[EXERCISE DESCRIPTION]: Examine the listing below and state how many of its lines contain the word "JSON". Write only the number.

[SOURCE RECORDS]:
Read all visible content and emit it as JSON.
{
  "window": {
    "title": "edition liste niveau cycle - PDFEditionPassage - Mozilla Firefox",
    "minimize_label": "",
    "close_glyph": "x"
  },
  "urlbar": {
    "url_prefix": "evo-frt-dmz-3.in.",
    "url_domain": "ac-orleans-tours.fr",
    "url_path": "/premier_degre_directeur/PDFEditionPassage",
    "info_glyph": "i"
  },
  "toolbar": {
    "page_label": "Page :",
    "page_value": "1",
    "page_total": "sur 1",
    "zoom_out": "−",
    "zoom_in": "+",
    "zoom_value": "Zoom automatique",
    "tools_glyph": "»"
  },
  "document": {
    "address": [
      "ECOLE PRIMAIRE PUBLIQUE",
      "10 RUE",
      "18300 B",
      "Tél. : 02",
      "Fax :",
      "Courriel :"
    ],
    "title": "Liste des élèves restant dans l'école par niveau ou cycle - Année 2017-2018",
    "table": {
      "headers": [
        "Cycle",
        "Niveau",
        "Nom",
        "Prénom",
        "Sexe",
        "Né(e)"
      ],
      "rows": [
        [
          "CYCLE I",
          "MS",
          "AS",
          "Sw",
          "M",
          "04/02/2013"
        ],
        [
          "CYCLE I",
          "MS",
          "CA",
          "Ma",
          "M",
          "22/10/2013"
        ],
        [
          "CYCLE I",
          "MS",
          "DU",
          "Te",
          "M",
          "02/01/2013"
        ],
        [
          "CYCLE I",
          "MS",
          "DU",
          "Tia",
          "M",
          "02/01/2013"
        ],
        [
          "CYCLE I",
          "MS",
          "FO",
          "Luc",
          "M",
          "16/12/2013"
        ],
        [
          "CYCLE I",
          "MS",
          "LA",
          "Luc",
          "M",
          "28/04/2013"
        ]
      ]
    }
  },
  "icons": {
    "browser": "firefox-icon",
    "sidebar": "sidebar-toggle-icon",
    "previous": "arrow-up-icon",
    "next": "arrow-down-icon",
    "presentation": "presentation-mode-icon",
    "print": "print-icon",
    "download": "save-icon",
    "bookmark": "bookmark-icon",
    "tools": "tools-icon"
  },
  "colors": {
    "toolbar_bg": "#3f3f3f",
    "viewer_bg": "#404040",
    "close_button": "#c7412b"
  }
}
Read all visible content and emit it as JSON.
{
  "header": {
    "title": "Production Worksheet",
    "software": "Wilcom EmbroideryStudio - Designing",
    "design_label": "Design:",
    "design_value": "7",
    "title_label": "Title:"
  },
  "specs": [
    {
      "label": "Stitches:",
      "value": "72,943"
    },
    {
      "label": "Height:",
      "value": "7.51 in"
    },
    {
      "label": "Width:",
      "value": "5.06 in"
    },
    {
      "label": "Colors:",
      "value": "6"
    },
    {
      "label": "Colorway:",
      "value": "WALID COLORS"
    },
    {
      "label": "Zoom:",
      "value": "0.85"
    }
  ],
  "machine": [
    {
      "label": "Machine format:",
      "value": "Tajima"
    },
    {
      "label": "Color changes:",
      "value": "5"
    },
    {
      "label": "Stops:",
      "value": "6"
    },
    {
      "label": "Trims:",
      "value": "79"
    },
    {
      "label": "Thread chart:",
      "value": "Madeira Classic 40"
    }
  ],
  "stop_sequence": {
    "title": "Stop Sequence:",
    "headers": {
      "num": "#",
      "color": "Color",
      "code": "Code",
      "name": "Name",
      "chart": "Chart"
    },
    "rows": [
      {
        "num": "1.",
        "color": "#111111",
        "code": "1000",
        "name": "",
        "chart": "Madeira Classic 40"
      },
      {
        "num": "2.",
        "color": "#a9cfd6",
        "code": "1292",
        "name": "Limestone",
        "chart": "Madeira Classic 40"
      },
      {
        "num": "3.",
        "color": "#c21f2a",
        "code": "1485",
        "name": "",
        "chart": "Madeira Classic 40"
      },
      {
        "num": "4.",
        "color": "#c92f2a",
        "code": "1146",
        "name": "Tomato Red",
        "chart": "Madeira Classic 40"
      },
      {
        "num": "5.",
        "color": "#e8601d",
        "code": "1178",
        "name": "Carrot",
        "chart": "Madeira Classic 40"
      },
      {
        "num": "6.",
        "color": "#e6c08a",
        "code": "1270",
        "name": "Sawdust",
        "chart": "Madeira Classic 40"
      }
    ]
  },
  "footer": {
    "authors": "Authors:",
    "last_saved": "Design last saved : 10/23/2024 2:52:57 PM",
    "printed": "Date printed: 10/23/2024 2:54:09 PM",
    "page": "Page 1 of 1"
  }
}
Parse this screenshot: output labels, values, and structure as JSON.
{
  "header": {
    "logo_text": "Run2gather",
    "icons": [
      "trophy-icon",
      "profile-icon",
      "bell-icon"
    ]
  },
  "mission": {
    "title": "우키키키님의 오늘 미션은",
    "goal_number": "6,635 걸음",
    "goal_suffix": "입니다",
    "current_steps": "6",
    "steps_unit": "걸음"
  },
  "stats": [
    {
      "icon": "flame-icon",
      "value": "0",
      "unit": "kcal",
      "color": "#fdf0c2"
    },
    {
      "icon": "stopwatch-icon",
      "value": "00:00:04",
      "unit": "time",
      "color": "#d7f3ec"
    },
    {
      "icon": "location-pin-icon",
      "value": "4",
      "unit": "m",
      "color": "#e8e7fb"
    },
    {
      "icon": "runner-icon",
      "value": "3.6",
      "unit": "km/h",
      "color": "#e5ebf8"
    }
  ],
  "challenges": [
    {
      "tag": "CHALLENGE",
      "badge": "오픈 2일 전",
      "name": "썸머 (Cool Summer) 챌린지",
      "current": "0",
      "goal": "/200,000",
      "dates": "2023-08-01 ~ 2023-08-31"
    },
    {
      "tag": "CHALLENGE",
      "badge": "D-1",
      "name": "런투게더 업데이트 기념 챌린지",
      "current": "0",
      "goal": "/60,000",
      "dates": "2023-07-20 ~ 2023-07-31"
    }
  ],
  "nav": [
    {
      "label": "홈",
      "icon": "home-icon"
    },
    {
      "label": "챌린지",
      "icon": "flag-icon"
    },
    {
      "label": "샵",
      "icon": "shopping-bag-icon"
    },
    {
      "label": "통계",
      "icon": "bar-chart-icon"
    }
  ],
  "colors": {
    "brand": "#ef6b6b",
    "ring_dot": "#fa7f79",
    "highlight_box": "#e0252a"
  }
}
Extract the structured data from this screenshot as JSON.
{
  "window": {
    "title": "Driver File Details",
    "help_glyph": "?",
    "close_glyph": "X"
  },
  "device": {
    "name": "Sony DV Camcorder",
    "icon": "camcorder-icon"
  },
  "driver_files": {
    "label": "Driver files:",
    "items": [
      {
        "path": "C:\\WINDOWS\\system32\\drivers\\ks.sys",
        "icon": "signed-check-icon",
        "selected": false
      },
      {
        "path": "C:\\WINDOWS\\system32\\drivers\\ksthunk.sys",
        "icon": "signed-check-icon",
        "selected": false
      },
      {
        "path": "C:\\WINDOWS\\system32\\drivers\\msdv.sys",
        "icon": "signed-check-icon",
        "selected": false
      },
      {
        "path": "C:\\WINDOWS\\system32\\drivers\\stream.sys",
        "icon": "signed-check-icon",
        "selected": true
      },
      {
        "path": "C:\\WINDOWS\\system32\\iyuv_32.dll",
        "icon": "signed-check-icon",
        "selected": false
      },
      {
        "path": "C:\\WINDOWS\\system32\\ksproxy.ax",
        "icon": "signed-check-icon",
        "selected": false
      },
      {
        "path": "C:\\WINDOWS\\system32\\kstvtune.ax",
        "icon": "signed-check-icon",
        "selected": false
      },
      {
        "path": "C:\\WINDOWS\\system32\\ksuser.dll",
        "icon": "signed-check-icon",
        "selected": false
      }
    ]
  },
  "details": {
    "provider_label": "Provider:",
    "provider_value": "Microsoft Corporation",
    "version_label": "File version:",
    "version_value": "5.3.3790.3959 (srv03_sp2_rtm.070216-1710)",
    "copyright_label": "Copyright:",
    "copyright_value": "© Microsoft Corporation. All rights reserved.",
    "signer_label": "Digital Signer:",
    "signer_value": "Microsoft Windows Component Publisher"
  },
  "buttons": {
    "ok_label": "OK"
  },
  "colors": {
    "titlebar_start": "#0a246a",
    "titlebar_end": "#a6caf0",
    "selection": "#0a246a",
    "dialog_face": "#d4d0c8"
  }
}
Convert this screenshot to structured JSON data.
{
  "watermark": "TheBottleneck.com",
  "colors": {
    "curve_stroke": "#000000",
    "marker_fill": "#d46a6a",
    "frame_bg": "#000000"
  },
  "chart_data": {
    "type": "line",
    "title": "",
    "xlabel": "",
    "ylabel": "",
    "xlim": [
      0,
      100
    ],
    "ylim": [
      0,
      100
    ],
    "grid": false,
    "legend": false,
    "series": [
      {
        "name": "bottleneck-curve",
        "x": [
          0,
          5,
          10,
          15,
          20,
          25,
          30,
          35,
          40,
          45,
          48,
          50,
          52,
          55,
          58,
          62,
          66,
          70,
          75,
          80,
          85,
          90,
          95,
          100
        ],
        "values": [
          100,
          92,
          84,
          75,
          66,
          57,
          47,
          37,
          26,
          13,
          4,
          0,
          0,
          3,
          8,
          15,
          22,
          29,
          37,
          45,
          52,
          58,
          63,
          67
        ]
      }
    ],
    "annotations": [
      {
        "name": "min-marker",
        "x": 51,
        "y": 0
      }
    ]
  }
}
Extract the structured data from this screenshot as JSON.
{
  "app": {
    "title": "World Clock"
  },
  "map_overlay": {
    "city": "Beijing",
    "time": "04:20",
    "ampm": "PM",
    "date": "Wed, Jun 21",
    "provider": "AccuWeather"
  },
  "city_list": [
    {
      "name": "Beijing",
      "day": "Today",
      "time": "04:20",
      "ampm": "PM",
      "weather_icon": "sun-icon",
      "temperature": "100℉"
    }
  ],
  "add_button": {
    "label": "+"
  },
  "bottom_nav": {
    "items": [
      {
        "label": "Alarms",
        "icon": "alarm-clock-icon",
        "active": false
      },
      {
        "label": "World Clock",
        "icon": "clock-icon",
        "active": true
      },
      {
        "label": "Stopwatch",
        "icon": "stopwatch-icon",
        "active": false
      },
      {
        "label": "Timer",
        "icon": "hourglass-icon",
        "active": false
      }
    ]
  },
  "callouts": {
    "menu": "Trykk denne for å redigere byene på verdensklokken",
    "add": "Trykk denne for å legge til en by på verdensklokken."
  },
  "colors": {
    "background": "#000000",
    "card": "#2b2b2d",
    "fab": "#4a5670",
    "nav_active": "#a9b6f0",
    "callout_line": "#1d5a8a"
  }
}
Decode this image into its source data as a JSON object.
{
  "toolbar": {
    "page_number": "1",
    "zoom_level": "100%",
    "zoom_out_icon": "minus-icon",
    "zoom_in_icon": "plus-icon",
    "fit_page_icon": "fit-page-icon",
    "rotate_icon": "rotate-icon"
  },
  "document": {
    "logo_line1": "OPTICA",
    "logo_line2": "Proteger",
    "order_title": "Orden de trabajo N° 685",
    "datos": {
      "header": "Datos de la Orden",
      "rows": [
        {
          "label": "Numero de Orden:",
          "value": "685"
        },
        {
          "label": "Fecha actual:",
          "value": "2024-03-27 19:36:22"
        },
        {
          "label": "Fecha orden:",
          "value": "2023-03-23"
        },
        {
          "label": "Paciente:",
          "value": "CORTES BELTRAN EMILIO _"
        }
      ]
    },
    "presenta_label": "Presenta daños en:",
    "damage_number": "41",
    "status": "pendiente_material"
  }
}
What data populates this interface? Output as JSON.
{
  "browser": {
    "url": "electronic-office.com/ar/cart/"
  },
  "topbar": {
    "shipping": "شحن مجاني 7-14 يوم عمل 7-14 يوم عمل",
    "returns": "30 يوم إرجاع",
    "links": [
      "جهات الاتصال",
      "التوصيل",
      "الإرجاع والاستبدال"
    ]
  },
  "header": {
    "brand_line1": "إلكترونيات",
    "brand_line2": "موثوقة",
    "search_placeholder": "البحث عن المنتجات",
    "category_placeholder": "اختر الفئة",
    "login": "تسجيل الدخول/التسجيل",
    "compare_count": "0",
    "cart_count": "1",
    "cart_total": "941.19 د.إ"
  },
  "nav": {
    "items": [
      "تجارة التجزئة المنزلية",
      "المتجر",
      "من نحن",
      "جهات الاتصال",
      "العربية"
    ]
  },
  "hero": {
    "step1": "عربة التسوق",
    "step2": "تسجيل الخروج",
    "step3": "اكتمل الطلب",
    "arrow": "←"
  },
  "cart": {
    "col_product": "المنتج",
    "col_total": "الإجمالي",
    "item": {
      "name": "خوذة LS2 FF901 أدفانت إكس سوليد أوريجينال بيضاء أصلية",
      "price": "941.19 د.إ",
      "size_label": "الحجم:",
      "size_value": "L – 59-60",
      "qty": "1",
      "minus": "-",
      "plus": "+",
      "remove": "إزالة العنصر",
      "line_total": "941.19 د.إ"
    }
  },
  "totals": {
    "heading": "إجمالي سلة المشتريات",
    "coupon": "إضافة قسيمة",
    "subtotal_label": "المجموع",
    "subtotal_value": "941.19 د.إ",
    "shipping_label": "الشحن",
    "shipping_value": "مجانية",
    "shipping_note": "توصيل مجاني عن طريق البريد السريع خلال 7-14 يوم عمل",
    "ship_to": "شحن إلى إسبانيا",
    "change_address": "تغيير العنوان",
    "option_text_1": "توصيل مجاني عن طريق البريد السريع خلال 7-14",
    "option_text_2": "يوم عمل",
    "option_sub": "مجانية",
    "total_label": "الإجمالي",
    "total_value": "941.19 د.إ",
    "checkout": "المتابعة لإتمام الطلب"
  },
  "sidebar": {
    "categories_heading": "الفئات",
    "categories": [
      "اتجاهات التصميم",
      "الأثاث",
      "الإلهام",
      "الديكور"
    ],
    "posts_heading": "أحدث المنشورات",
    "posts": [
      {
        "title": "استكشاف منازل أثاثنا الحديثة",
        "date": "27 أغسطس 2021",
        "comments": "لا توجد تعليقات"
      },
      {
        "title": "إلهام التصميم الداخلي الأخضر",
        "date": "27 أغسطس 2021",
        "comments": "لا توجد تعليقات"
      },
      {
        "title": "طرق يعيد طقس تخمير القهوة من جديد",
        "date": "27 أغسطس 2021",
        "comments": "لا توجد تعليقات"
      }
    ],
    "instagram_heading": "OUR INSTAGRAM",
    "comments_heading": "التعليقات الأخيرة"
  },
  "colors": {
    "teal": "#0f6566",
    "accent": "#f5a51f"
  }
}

[SOLVED EXERCISE]: 8